Disaster risk reduction is about choices.

Disaster risk reduction is the concept and practice of reducing disaster risks through systematic efforts to analyze and reduce the causal factors of disasters. Reducing exposure to hazards, lessening vulnerability of people and property, wise management of land and the environment, and improving preparedness for adverse events are all examples of disaster risk reduction.

Our approach to disaster risk management now emphasizes the consequences of hazard impact on communities and how best to minimize those consequences . This demands an holistic approach. It is no longer appropriate, for example, to simply focus on the hazard phenomenon, its history of impact and probability of recurrence. It is essential to also develop a comprehensive understanding of the community that is exposed to the hazard (its people, livelihoods, infrastructure, economic resources and natural environment) and the degree to which those elements are vulnerable to various hazard impacts. Further, it is widely acknowledged that it is no longer appropriate to simply focus on the physical consequences of disaster; it is essential to consider the ‘triple bottom line’ of disasters – the economic, social and environmental consequences.
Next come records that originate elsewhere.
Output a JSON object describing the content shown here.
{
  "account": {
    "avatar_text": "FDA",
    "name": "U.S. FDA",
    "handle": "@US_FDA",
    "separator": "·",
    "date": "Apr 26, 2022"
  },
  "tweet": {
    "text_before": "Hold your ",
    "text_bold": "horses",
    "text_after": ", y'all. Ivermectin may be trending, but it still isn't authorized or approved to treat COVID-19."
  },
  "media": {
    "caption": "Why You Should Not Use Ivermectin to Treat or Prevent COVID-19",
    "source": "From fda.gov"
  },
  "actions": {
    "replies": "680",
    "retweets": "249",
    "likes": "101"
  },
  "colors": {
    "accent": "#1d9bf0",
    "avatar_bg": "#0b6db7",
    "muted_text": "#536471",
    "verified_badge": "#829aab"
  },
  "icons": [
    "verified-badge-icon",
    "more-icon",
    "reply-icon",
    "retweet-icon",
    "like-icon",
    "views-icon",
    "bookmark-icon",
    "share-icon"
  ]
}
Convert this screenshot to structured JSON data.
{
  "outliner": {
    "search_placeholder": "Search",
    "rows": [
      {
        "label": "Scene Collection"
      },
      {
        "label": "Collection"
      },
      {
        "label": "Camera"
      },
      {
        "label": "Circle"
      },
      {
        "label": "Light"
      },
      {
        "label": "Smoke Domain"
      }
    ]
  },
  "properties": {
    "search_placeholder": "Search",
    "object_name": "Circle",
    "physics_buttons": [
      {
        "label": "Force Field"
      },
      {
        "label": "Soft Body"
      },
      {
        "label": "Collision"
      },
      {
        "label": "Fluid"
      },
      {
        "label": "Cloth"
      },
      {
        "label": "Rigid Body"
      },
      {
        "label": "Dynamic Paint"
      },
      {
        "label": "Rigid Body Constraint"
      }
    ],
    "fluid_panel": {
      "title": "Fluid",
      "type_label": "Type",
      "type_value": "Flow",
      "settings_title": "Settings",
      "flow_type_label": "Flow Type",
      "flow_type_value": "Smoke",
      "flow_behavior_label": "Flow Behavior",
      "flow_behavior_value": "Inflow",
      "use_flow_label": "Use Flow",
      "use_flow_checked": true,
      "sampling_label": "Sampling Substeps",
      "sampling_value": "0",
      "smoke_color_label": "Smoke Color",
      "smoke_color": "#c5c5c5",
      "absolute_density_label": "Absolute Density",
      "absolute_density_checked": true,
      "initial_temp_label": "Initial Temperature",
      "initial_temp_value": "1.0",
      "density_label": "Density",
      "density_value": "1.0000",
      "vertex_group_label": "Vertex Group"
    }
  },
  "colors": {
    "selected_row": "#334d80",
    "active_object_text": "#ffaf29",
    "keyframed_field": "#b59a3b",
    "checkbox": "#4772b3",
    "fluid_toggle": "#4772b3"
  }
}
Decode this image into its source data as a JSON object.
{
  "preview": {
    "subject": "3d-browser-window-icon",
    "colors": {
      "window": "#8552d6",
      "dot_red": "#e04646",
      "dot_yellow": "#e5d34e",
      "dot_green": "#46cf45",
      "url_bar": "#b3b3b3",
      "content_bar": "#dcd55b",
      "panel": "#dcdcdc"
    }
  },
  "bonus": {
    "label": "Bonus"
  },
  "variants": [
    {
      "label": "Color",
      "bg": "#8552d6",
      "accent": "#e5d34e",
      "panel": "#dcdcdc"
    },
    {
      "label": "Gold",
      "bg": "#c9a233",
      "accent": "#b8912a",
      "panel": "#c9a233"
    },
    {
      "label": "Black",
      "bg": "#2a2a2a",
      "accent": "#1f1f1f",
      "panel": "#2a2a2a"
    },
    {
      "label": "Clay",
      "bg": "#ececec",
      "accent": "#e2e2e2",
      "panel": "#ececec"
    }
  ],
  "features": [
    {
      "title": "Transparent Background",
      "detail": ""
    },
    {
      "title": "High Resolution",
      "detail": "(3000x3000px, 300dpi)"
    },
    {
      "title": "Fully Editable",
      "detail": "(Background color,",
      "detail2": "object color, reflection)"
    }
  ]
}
Disaster Management Services

We are able to offer the following range of disaster risk management services covering the natural and human made disasters such as floods, famine and displacement and earthquakes.

  • Risk identification studies and feasibility  including analysis of the elements in the vulnerable people at risk and their vulnerability;
  • Humanitarian and development  assessment studies for all project’s levels
  • GIS-based disaster management information system design, development and training;
  • Post-disaster  and conflict surveys and studies;
  •  Community consultation, community education and community awareness programs;
  • Peer reviews and technical assessment workshops and courses.

Track Record 

The following materials are part of our very recent assignments indicating the width of experience regionally and locally of our personnel.
Independent evaluation of the recovery from the many regions of Somalia, Kenya and Ethiopia in which has suffered successive droughts hit the Horn of Africa in last one decade. These droughts turned famines and natural catastrophe that hit region after region and equivalent in scale of damage to the impact of dry seasons.  We have done studies, assessed and evaluated before/after agencies interventions.
The study provided a series of   impact, recovery achievement and remaining needs based on
A key feature of the studies was the development of strategic development and excellent projects review and analysis for many agencies operations.
We produced studies and a series of strategies for implementation by the UN, INGO and CBO to mitigate the risk and reduce the impact of natural and man-made disasters.

Complex emergencies operations

The poorest are always disparately affected by natural and man-made disasters, often resulting in human suffering and subsequent need for humanitarian assistance.
Lack of adequate response over time to severe poverty can in itself be a cause of human and natural resource degradation and lead to humanitarian crises that require external assistance.
Provision of humanitarian responses are sometimes carried out in sensitive political and security circumstances, requiring analytical ability and diplomatic capacity.

Our members have been directly involved in planning, implementation and evaluation of humanitarian assistance programs delivered before and after the droughts. Supported by and in conjunction with its experience from Rural Development, conflict resolution/ analysis and Disaster risk management, HAAN provides a full range of services to support the recovery and rehabilitation aspects of humanitarian assistance and development activities.